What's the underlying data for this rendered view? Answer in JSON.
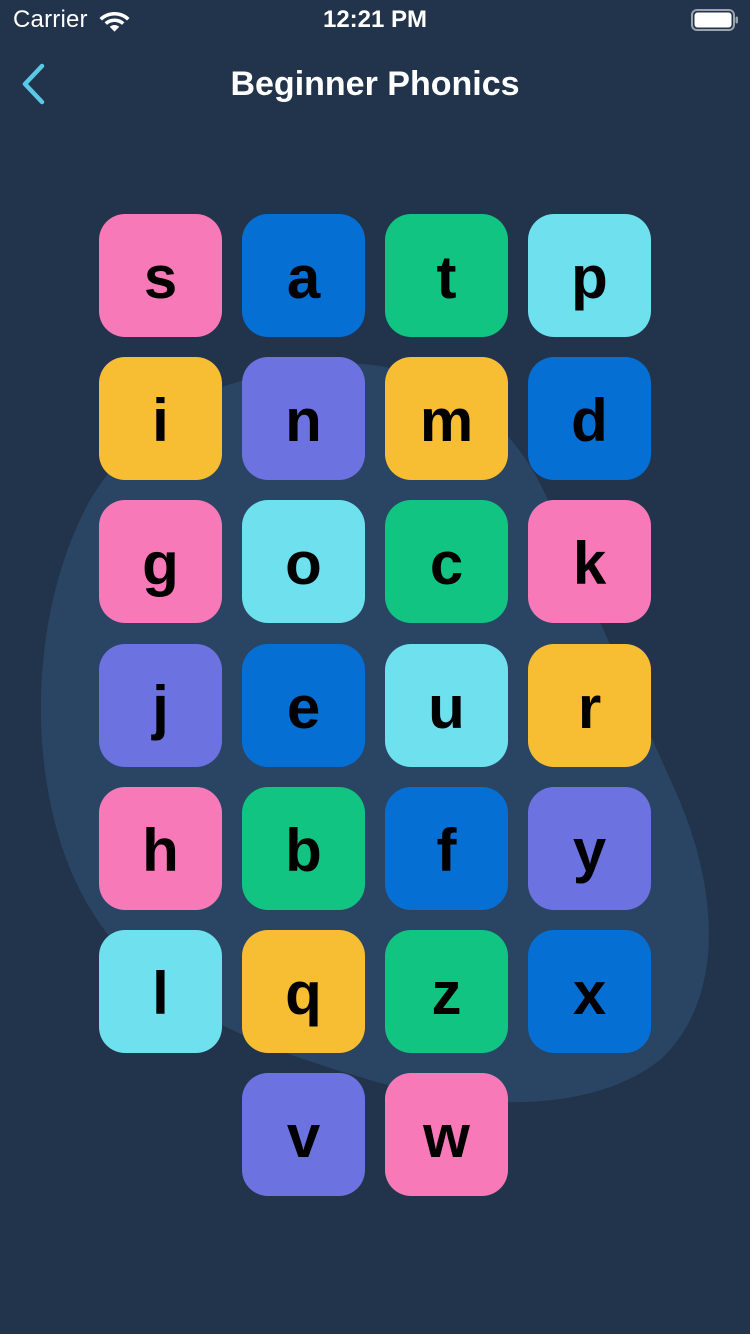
{
  "status_bar": {
    "carrier": "Carrier",
    "time": "12:21 PM",
    "wifi_icon": "wifi-icon",
    "battery_icon": "battery-icon"
  },
  "nav": {
    "title": "Beginner Phonics",
    "back_icon": "chevron-left-icon",
    "back_color": "#5AC8E6"
  },
  "colors": {
    "background": "#21344B",
    "blob": "#2A4563",
    "pink": "#F779B7",
    "blue": "#066FD4",
    "green": "#11C482",
    "cyan": "#6EE0EE",
    "yellow": "#F7BE33",
    "purple": "#6C73E0"
  },
  "letters": [
    {
      "letter": "s",
      "color": "#F779B7"
    },
    {
      "letter": "a",
      "color": "#066FD4"
    },
    {
      "letter": "t",
      "color": "#11C482"
    },
    {
      "letter": "p",
      "color": "#6EE0EE"
    },
    {
      "letter": "i",
      "color": "#F7BE33"
    },
    {
      "letter": "n",
      "color": "#6C73E0"
    },
    {
      "letter": "m",
      "color": "#F7BE33"
    },
    {
      "letter": "d",
      "color": "#066FD4"
    },
    {
      "letter": "g",
      "color": "#F779B7"
    },
    {
      "letter": "o",
      "color": "#6EE0EE"
    },
    {
      "letter": "c",
      "color": "#11C482"
    },
    {
      "letter": "k",
      "color": "#F779B7"
    },
    {
      "letter": "j",
      "color": "#6C73E0"
    },
    {
      "letter": "e",
      "color": "#066FD4"
    },
    {
      "letter": "u",
      "color": "#6EE0EE"
    },
    {
      "letter": "r",
      "color": "#F7BE33"
    },
    {
      "letter": "h",
      "color": "#F779B7"
    },
    {
      "letter": "b",
      "color": "#11C482"
    },
    {
      "letter": "f",
      "color": "#066FD4"
    },
    {
      "letter": "y",
      "color": "#6C73E0"
    },
    {
      "letter": "l",
      "color": "#6EE0EE"
    },
    {
      "letter": "q",
      "color": "#F7BE33"
    },
    {
      "letter": "z",
      "color": "#11C482"
    },
    {
      "letter": "x",
      "color": "#066FD4"
    },
    {
      "letter": "v",
      "color": "#6C73E0"
    },
    {
      "letter": "w",
      "color": "#F779B7"
    }
  ]
}
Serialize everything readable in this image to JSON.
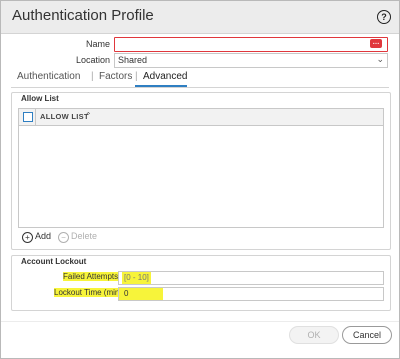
{
  "dialog": {
    "title": "Authentication Profile",
    "help_glyph": "?"
  },
  "form": {
    "name_label": "Name",
    "name_value": "",
    "name_error_glyph": "…",
    "location_label": "Location",
    "location_value": "Shared"
  },
  "tabs": [
    {
      "label": "Authentication"
    },
    {
      "label": "Factors"
    },
    {
      "label": "Advanced",
      "active": true
    }
  ],
  "allow_list": {
    "section_title": "Allow List",
    "column_header": "ALLOW LIST",
    "rows": [],
    "add_label": "Add",
    "delete_label": "Delete"
  },
  "account_lockout": {
    "section_title": "Account Lockout",
    "failed_attempts_label": "Failed Attempts",
    "failed_attempts_placeholder": "[0 - 10]",
    "lockout_time_label": "Lockout Time (min)",
    "lockout_time_value": "0"
  },
  "footer": {
    "ok_label": "OK",
    "cancel_label": "Cancel"
  },
  "colors": {
    "accent": "#2f7fc2",
    "error": "#e0373c",
    "highlight": "#f7f43a"
  }
}
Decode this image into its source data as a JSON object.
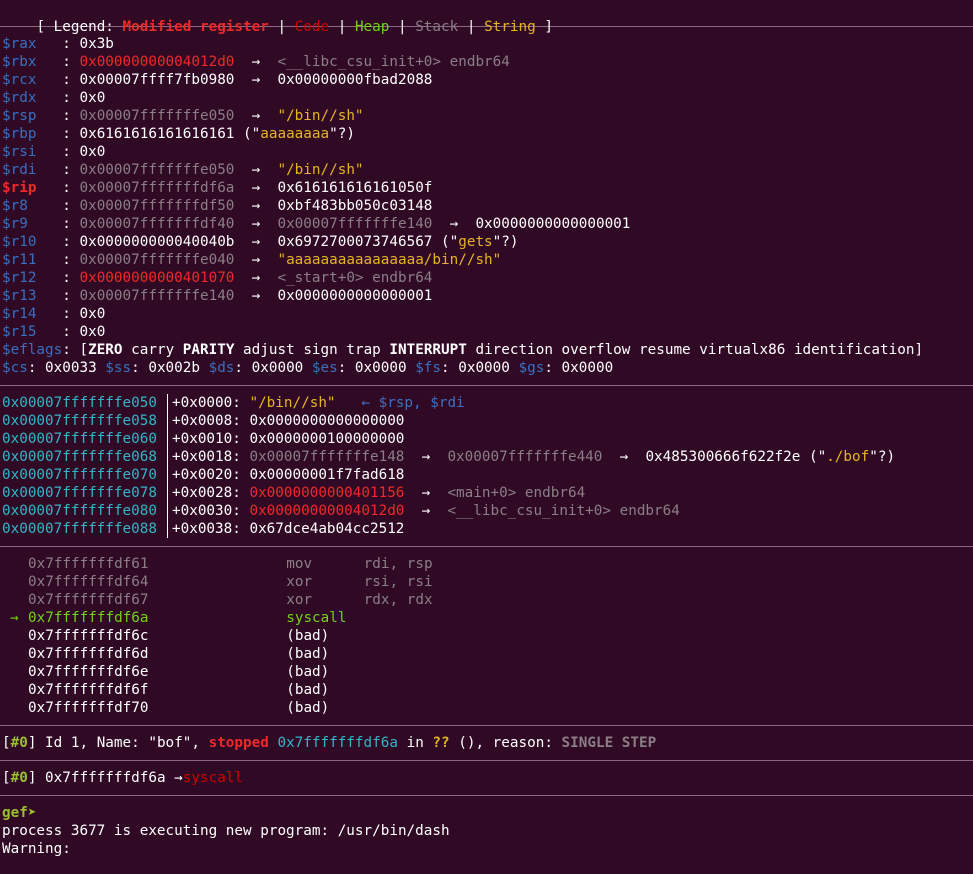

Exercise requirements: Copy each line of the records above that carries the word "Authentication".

Response area:
    "title": "Authentication Profile",
      "label": "Authentication"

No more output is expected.